Act IV – Scenes.ii and iii
At Macduff’s castle in Fife, Lady Macduff and her son
remain, despite advice from the Thane of Ross to escape.
The young son shows courage when he learns of his father’s defection. Macbeth’s henchmen arrive at the castle and they brutally kill Lady Macduff and then her child.
In Scene.iii, which takes place in England, Malcolm (Duncan’s son) is not
convinced regarding Macduff’s loyalty and so he questions him. Macduff loses his temper, cursing the untitled tyrant Macbeth. Malcolm is convinced of Macduff’s loyalty.
The Thane of Ross appears with the sad news of the slaughter of Macduff’s
family. This makes him determined to embark on a personal quest for revenge.
The audience also learns that the English King, Edward the Confessor, will
aid Malcolm in his endeavor.
The audience may wonder why Macduff deserted his family
and went south.
Perhaps they argued about where their loyalties should lie. In any event, the matter is not clear. The upshot is that Macduff’s family is slaughtered and any thoughts Macduff had concerning split loyalties are now resolved.
Lady Macduff believes that she will be safe, because by staying in Scotland

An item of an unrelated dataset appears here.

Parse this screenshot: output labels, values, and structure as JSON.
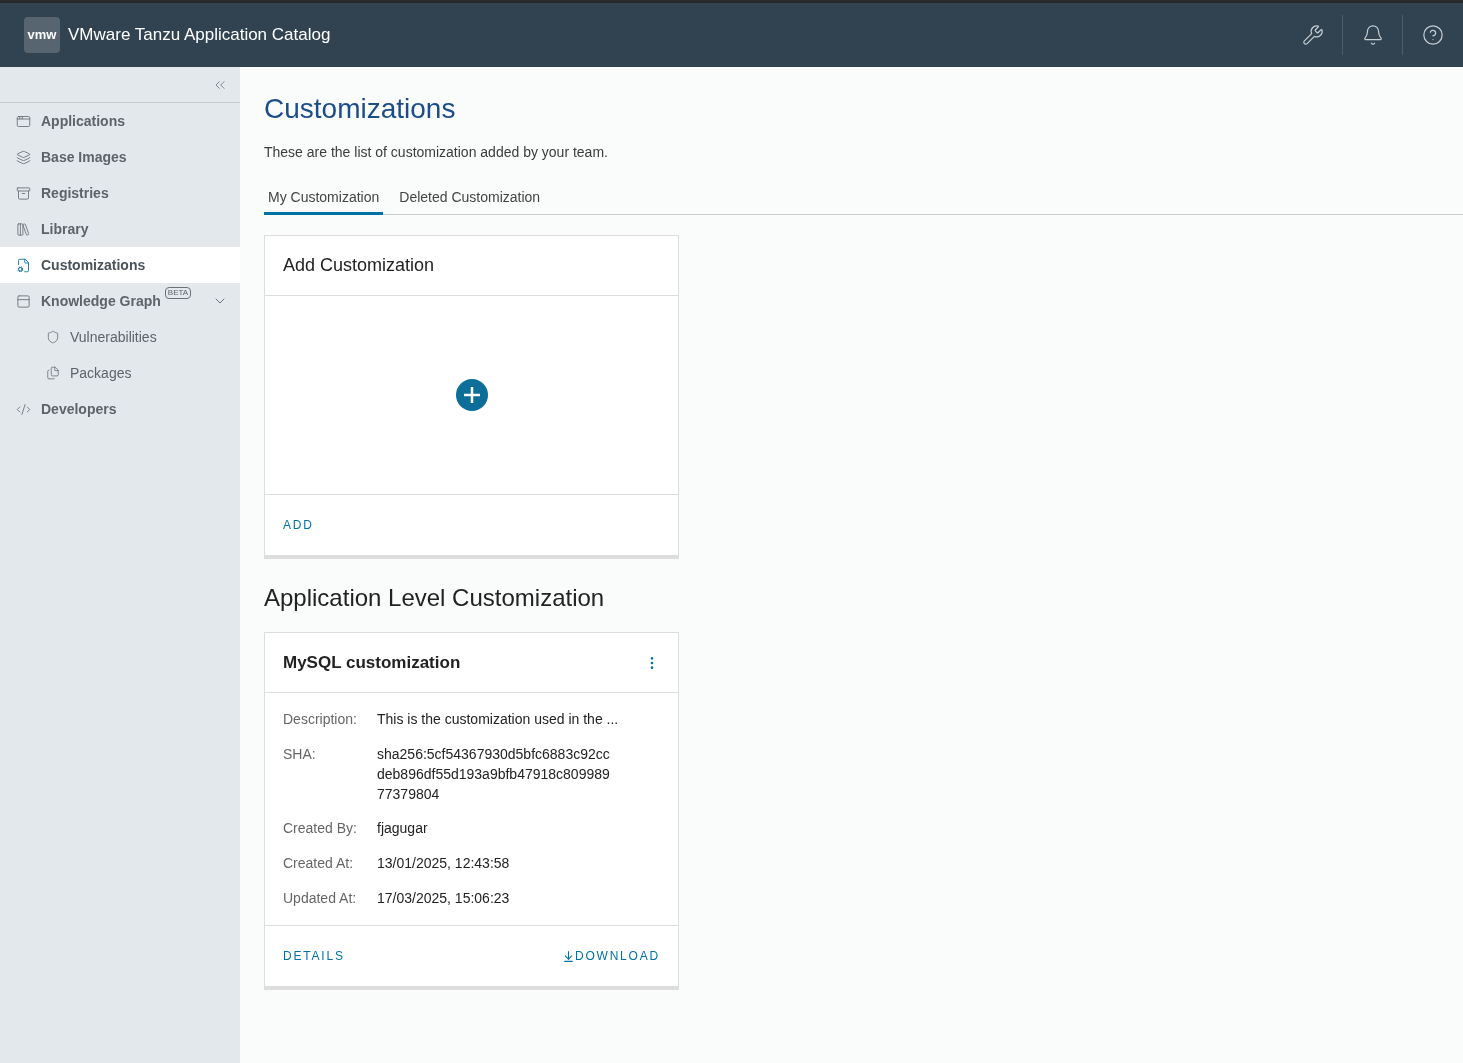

she indicates that she has allegiance to Macbeth. She must think that Macbeth possesses honor, but she is gravely mistaken. Lady Macduff clearly does not see what is going to happen, but the audience
knows, for they were given an insight into Macbeth’s plans in the previous scene. Will she take Ross’ advice and flee, or will she be murdered?
Shakespeare heightens the sense of urgency in this scene by punctuating the
dialogue with the entrance of messengers.
The theme of loyalty continues in Scene.iii where Malcolm tests Macduff’s
allegiance. He is eventually convinced, and Malcolm warmly welcomes Macduff into the struggle against the tyrant Macbeth. Macduff is torn by terrible grief and swears a personal revenge on Macbeth.
One can almost look at the beginning of Scene.iii as a test for the stern job that lies ahead of Macduff. He clearly passes this.
Macduff must have felt that it was more important to defend the whole nation
of Scotland rather than just his family.
Towards the end of this scene Malcolm receives support from Edward the
Confessor. The English King had a reputation of being able to cure the sick. He was regarded as a good and kindly King, who used supernatural forces for the benefit of his people.
Malcolm and his followers are, therefore, on the side of good, whilst
Macbeth consorts with the devil.
The Thane of Ross also gives news concerning Scotland, saying that it is
full of sick people, saying
“Alas poor country,
where sighs and groans and shrieks that rent the air
are made, not mark’d: where violent sorrow seems a modern ecstasy: the dead
The reference to the King of England indicates that Malcolm is the only one
that can cure all Scotland’s ills, which emanate from the King.
Macduff feels guilty at leaving his wife and children to be slaughtered like
poor chickens by the fell swoop of a bird of prey.
As seen elsewhere, Macduff becomes the play’s avenging hero, thus setting
the scene for the final acts of the play.